After that was starting to work properly, I added the info menu that is meant to provide the players with the possibility to check where residues go if they get stuck with certain residues. This feature was recently improved: the residues initially appear in a dark-colored sprite that prevents the player to see the colored graphic until they have recycled it properly.
Sometime after showcasing the game to some people, I realized that I had to implement a way to show the players how the more complex parts of the game worked. For this reason, I programmed the tutorial notifications with basic depictions and animations that showed the players how the pollution bar, the upgrades system and other elements of the game worked. Later on, I implemented a simple tutorial selection within the info menu so that players could always have selective access to the tutorials in case they wanted to clarify how some aspects of the game worked.
I also included a daily rewards system, this one from a free asset in the Unity Asset Store, to reduce a bit the workload, but with the objective to make the game more engaging for players.
Next, I added a new game mode, a bit more casual, that consists of dragging a box to catch the residues that are falling into the sea. At the same time, I created from scratch a system to allow the players to select and to unlock different levels based on their player level at Recycle.
One of my old bioengineering colleagues helped me realize that on the initial version it took the players quite some time to level up and unlock new levels. And he suggested me to go through with one of the ideas that I had in store for future updates of the game.
Thus, I decided to implement the combo system for both current game modes. This included the countdown combo bar, the combo indicator and the bonuses the player receives during the combo and once the combo is broken.
This part was quite challenging because whenever the player leveled up, went into the upgrades menu or a video ad would play, the combo would break. I had to review code I had writing some time ago to fix the behavior using some functions to freeze the combo and reactivate it when the player returned to the game screen.
I added a QR reader function for cheat codes and an indicator to help the player realize when they recycled properly and when they did it wrong.

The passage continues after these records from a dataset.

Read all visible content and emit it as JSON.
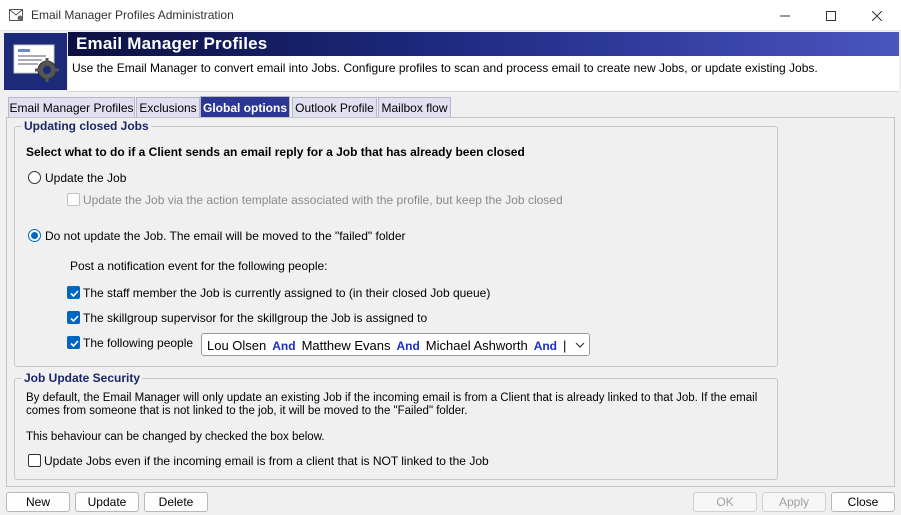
{
  "window": {
    "title": "Email Manager Profiles Administration",
    "icons": {
      "app": "mail-gear-icon",
      "minimize": "minimize-icon",
      "maximize": "maximize-icon",
      "close": "close-icon"
    }
  },
  "banner": {
    "title": "Email Manager Profiles",
    "description": "Use the Email Manager to convert email into Jobs.  Configure profiles to scan and process email to create new Jobs, or update existing Jobs.",
    "icon": "email-settings-icon"
  },
  "tabs": [
    {
      "label": "Email Manager Profiles",
      "active": false
    },
    {
      "label": "Exclusions",
      "active": false
    },
    {
      "label": "Global options",
      "active": true
    },
    {
      "label": "Outlook Profile",
      "active": false
    },
    {
      "label": "Mailbox flow",
      "active": false
    }
  ],
  "updating_closed": {
    "title": "Updating closed Jobs",
    "heading": "Select what to do if a Client sends an email reply for a Job that has already been closed",
    "opt_update": "Update the Job",
    "opt_update_template": "Update the Job via the action template associated with the profile, but keep the Job closed",
    "opt_no_update": "Do not update the Job.  The email will be moved to the \"failed\" folder",
    "notify_label": "Post a notification event for the following people:",
    "cb_staff": "The staff member the Job is currently assigned to (in their closed Job queue)",
    "cb_supervisor": "The skillgroup supervisor for the skillgroup the Job is assigned to",
    "cb_following": "The following people",
    "people": [
      "Lou Olsen",
      "Matthew Evans",
      "Michael Ashworth"
    ],
    "and_word": "And"
  },
  "security": {
    "title": "Job Update Security",
    "para1_line1": "By default, the Email Manager will only update an existing Job if the incoming email is from a Client that is already linked to that Job.  If the email",
    "para1_line2": "comes from someone that is not linked to the job, it will be moved to the \"Failed\" folder.",
    "para2": "This behaviour can be changed by checked the box below.",
    "cb_label": "Update Jobs even if the incoming email is from a client that is NOT linked to the Job"
  },
  "buttons": {
    "new": "New",
    "update": "Update",
    "delete": "Delete",
    "ok": "OK",
    "apply": "Apply",
    "close": "Close"
  },
  "colors": {
    "accent": "#0067c0",
    "banner": "#1c2a80",
    "active_tab": "#2b3793",
    "and_text": "#1a2fc8"
  }
}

We have a lot of more features to include in the game, including doing a revisit on the whole design but that will take a huge amount of time and resources that we currently don’t have because we are locked down in quarantine because of the COVID-19 crisis.
But as things return to normal I hope that we will be able to keep updating and improving the game.

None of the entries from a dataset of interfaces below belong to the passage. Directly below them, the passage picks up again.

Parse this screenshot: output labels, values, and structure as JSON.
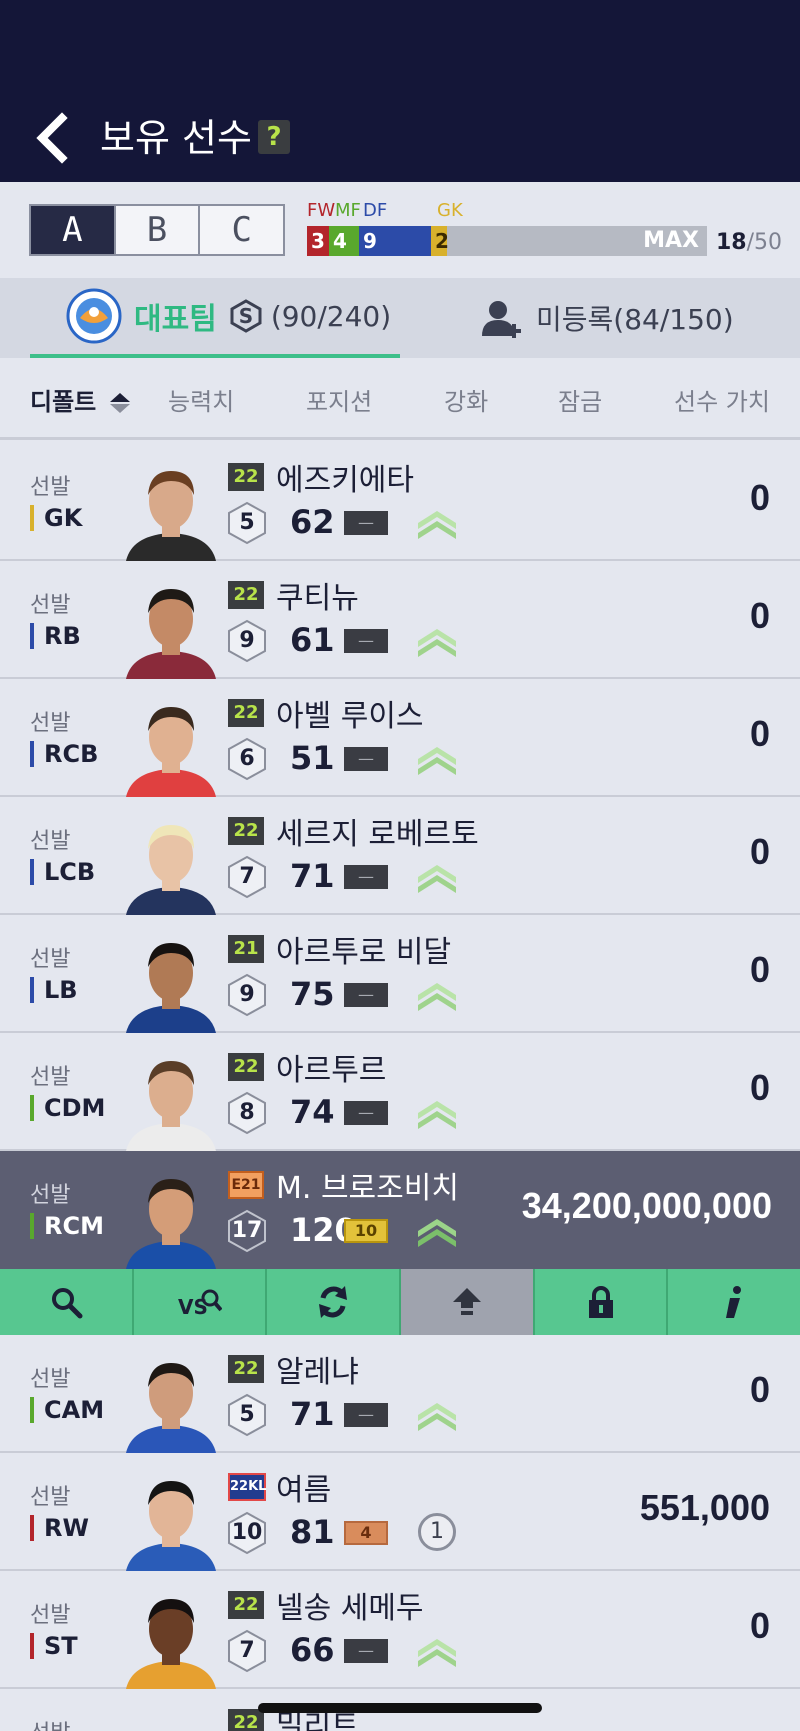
{
  "header": {
    "title": "보유 선수",
    "help": "?"
  },
  "squads": {
    "tabs": [
      "A",
      "B",
      "C"
    ],
    "active": "A"
  },
  "position_summary": {
    "labels": [
      "FW",
      "MF",
      "DF",
      "GK"
    ],
    "counts": [
      "3",
      "4",
      "9",
      "2"
    ],
    "colors": {
      "FW": "#b3252b",
      "MF": "#59a82d",
      "DF": "#2c4ba8",
      "GK": "#d8b12c"
    },
    "max_label": "MAX",
    "current": "18",
    "max": "/50"
  },
  "team_tabs": {
    "representative_label": "대표팀",
    "representative_count": "(90/240)",
    "unregistered_label": "미등록(84/150)"
  },
  "sort": {
    "items": [
      "디폴트",
      "능력치",
      "포지션",
      "강화",
      "잠금",
      "선수 가치"
    ],
    "active": "디폴트"
  },
  "players": [
    {
      "starter": "선발",
      "position": "GK",
      "pos_color": "#d8b12c",
      "season": "22",
      "name": "에즈키에타",
      "pay": "5",
      "ovr": "62",
      "enhance": "—",
      "value": "0",
      "skin": "#d8a98a",
      "hair": "#6a3f22",
      "shirt": "#2a2a2a"
    },
    {
      "starter": "선발",
      "position": "RB",
      "pos_color": "#2c4ba8",
      "season": "22",
      "name": "쿠티뉴",
      "pay": "9",
      "ovr": "61",
      "enhance": "—",
      "value": "0",
      "skin": "#c48a66",
      "hair": "#1e1a16",
      "shirt": "#8a2a3a"
    },
    {
      "starter": "선발",
      "position": "RCB",
      "pos_color": "#2c4ba8",
      "season": "22",
      "name": "아벨 루이스",
      "pay": "6",
      "ovr": "51",
      "enhance": "—",
      "value": "0",
      "skin": "#e0b191",
      "hair": "#3a2a1e",
      "shirt": "#e04040"
    },
    {
      "starter": "선발",
      "position": "LCB",
      "pos_color": "#2c4ba8",
      "season": "22",
      "name": "세르지 로베르토",
      "pay": "7",
      "ovr": "71",
      "enhance": "—",
      "value": "0",
      "skin": "#e8c3a6",
      "hair": "#efe6b8",
      "shirt": "#24345e"
    },
    {
      "starter": "선발",
      "position": "LB",
      "pos_color": "#2c4ba8",
      "season": "21",
      "name": "아르투로 비달",
      "pay": "9",
      "ovr": "75",
      "enhance": "—",
      "value": "0",
      "skin": "#b07a55",
      "hair": "#161210",
      "shirt": "#1c3f8a"
    },
    {
      "starter": "선발",
      "position": "CDM",
      "pos_color": "#59a82d",
      "season": "22",
      "name": "아르투르",
      "pay": "8",
      "ovr": "74",
      "enhance": "—",
      "value": "0",
      "skin": "#dcae8e",
      "hair": "#5a3e28",
      "shirt": "#ececec"
    },
    {
      "starter": "선발",
      "position": "RCM",
      "pos_color": "#59a82d",
      "season": "E21",
      "name": "M. 브로조비치",
      "pay": "17",
      "ovr": "120",
      "enhance": "10",
      "value": "34,200,000,000",
      "skin": "#d49d78",
      "hair": "#2a2018",
      "shirt": "#1a4fa8"
    },
    {
      "starter": "선발",
      "position": "CAM",
      "pos_color": "#59a82d",
      "season": "22",
      "name": "알레냐",
      "pay": "5",
      "ovr": "71",
      "enhance": "—",
      "value": "0",
      "skin": "#cf9c7c",
      "hair": "#1e1814",
      "shirt": "#2a56b8"
    },
    {
      "starter": "선발",
      "position": "RW",
      "pos_color": "#b3252b",
      "season": "22KL",
      "name": "여름",
      "pay": "10",
      "ovr": "81",
      "enhance": "4",
      "count": "1",
      "value": "551,000",
      "skin": "#e2b597",
      "hair": "#141414",
      "shirt": "#2a5cb8"
    },
    {
      "starter": "선발",
      "position": "ST",
      "pos_color": "#b3252b",
      "season": "22",
      "name": "넬송 세메두",
      "pay": "7",
      "ovr": "66",
      "enhance": "—",
      "value": "0",
      "skin": "#6a3e26",
      "hair": "#141010",
      "shirt": "#e6a030"
    }
  ],
  "partial_row": {
    "starter": "선발",
    "season": "22",
    "name": "밀리트"
  },
  "action_bar": [
    "search-icon",
    "versus-icon",
    "swap-icon",
    "upload-icon",
    "lock-icon",
    "info-icon"
  ]
}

Here are some QR codes you can use on Recycle to get some free coins and gems!